On this day in Tudor history, 19th December 1576, in the reign of Queen Elizabeth I, Katherine Palmer, Abbess of Syon, died in Mechelen in Belgium.
The abbess died just over a month after she had confronted a mob that had broken into her monastery.
Find out more about Abbess Katherine Palmer, how her order had ended up settling on the Continent, and how her order is the only surviving pre-Reformation religious community in England today…
Abbess Katherine Palmer
On this day in Tudor history, 19th December 1576, Katherine Palmer, Abbess of Syon, died in Mechelen in Belgium.
Katherine and her nuns had fled from England to the Low Countries in 1559, following the accession of the Protestant queen, Elizabeth I, and had finally settled at Mechelen. There, on 8th November 1576, a mob of Calvinists broke into the monastery and the courageous abbess confronted them. It is thought that the trauma of confronting the mob led to her death just over a month later, on 19th December. She was laid to rest at Mechelen in the Church of the Augustinians.
Syon Monastery and the Dissolution of the Monasteries
I dug a little into Katherine Palmer and her order for an article for the Tudor Society and found that Katherine was of a gentry background and had given up that life to join the Bridgettine Order at Syon Monastery, in the parish of Isleworth, which had been founded by Henry V in 1415 and that had a reputation for its pious monastic life. Unfortunately, the abbey was dissolved in 1539 as part of Henry VIII’s Dissolution of the Monasteries. However, the sisters kept their monastic life in small groups, one of which was led by Katherine.

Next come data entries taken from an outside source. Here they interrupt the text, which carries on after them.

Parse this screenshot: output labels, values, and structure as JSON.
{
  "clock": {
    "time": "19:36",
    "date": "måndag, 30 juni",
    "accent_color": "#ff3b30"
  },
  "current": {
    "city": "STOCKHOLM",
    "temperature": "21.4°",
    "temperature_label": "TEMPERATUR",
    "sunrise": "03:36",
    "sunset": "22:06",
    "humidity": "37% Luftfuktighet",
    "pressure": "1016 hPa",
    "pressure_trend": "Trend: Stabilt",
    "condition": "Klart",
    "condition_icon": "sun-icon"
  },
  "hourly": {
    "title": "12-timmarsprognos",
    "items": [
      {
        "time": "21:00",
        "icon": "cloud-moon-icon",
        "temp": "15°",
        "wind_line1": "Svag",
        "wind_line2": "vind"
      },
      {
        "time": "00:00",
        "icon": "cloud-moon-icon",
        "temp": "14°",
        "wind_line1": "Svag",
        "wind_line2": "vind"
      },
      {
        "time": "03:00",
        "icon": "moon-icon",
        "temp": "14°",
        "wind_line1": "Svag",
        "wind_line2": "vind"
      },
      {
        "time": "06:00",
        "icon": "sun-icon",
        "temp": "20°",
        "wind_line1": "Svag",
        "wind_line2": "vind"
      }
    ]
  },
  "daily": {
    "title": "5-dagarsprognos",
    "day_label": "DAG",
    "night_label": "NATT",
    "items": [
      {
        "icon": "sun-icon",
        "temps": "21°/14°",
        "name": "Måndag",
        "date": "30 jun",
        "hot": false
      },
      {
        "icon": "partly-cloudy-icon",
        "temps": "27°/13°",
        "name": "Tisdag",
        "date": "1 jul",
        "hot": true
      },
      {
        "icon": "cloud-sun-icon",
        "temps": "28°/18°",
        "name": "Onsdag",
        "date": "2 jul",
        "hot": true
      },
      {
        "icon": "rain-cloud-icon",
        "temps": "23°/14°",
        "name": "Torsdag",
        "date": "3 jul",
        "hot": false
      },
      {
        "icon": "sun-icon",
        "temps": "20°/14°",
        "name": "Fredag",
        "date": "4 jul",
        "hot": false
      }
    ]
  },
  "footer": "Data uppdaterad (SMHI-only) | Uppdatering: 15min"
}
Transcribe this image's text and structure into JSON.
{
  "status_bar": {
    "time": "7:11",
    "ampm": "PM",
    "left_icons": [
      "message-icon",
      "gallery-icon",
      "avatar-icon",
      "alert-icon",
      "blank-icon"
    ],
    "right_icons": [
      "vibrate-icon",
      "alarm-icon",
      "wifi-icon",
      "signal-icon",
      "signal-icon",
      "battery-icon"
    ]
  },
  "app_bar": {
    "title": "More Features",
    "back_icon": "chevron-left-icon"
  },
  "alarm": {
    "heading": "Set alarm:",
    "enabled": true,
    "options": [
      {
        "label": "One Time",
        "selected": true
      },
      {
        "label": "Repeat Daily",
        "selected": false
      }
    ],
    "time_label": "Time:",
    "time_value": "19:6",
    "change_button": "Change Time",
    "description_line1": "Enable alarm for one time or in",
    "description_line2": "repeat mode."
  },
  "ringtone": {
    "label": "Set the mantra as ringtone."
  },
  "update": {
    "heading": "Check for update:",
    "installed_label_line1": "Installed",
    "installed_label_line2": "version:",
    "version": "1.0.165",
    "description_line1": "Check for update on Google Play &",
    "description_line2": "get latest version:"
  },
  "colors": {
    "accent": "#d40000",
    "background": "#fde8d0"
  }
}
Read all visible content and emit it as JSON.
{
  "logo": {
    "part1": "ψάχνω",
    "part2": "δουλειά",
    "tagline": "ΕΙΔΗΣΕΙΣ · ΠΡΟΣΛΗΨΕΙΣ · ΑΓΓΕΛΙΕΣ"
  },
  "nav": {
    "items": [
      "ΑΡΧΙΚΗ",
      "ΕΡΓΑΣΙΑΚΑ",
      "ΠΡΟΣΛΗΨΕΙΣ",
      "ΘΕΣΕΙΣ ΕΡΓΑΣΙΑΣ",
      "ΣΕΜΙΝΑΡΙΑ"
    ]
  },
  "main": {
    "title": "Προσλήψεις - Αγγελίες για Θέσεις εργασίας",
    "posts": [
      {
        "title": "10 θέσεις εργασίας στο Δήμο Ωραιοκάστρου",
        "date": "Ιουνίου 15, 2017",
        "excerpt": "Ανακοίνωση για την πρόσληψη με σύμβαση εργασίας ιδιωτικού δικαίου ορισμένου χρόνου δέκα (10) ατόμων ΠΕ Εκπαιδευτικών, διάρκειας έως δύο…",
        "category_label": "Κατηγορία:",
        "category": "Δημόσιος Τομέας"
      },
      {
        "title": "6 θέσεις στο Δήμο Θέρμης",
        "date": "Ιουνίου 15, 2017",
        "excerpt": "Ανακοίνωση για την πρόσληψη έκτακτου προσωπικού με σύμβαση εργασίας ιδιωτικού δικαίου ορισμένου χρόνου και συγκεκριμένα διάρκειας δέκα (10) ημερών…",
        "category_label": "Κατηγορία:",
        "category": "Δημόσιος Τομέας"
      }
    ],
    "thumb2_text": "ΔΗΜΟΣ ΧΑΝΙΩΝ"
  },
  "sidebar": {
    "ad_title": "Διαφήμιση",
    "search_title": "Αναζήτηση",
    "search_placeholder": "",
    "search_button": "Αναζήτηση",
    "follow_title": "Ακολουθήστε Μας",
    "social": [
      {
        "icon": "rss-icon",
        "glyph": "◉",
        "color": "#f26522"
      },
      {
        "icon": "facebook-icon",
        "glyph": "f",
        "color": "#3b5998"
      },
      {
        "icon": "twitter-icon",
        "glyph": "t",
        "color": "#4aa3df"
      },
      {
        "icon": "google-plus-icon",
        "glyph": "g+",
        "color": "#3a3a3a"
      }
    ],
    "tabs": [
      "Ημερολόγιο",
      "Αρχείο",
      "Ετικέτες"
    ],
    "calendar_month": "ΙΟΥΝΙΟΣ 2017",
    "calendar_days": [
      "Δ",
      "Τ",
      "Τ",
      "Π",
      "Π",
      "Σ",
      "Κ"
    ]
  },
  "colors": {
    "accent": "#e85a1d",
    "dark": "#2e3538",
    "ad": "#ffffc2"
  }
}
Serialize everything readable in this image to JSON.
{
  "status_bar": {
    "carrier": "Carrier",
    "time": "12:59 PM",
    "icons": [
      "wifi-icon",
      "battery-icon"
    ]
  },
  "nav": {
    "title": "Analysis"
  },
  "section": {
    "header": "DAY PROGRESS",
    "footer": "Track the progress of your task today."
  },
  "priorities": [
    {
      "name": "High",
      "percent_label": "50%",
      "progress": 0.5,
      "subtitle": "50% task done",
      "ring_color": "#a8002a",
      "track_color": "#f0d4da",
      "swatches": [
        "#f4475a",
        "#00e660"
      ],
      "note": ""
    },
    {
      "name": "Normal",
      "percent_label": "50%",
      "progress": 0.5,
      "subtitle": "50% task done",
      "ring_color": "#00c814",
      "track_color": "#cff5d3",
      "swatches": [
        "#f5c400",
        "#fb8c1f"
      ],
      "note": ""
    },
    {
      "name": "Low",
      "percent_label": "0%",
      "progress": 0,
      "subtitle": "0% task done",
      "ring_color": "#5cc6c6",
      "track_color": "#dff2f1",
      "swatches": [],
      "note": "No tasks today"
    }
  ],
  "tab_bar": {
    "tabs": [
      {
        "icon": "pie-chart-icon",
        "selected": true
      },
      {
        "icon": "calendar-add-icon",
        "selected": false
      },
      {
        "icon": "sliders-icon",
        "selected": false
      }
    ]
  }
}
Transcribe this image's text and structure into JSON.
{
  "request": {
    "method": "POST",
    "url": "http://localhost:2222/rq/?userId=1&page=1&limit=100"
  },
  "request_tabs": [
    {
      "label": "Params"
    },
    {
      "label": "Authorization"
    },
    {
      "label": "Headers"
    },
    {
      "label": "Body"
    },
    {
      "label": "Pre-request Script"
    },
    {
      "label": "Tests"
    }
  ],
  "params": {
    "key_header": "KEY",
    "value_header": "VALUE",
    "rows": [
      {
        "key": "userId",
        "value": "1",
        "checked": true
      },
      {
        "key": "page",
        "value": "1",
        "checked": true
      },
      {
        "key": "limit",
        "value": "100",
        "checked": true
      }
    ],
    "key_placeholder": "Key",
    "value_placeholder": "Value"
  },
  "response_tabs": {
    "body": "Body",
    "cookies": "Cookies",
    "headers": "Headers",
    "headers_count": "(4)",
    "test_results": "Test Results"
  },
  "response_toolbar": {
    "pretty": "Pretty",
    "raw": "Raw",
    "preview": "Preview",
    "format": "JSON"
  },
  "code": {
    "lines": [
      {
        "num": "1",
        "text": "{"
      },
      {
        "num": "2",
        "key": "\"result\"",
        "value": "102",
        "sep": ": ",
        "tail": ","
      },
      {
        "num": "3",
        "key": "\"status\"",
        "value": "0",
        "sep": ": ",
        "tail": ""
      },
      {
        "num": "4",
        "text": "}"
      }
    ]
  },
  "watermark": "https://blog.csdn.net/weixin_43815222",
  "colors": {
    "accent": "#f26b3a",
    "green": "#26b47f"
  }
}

In 1551, Katherine and six nuns and four brothers relocated to Termonde in the Low Countries. They returned to England in 1555, in the reign of the Catholic queen, Mary I, at Cardinal Pole’s urging, and refounded Syon. Katherine was elected as abbess. As I said earlier, they fled England in 1559, moving to Termonde and then Antwerp and on to Mechelen, where Katherine died in 1576.
In his article for the Telegraph newspaper, Christopher Howse writes of how the order “went through astonishing sufferings from poverty and war, seeking refuge in France and Portugal” before finally settling back in England in 1861. In 1925, the order settled at South Brent, in Devon.
What is amazing is that they are the only surviving pre-Reformation religious community in England – wonderful!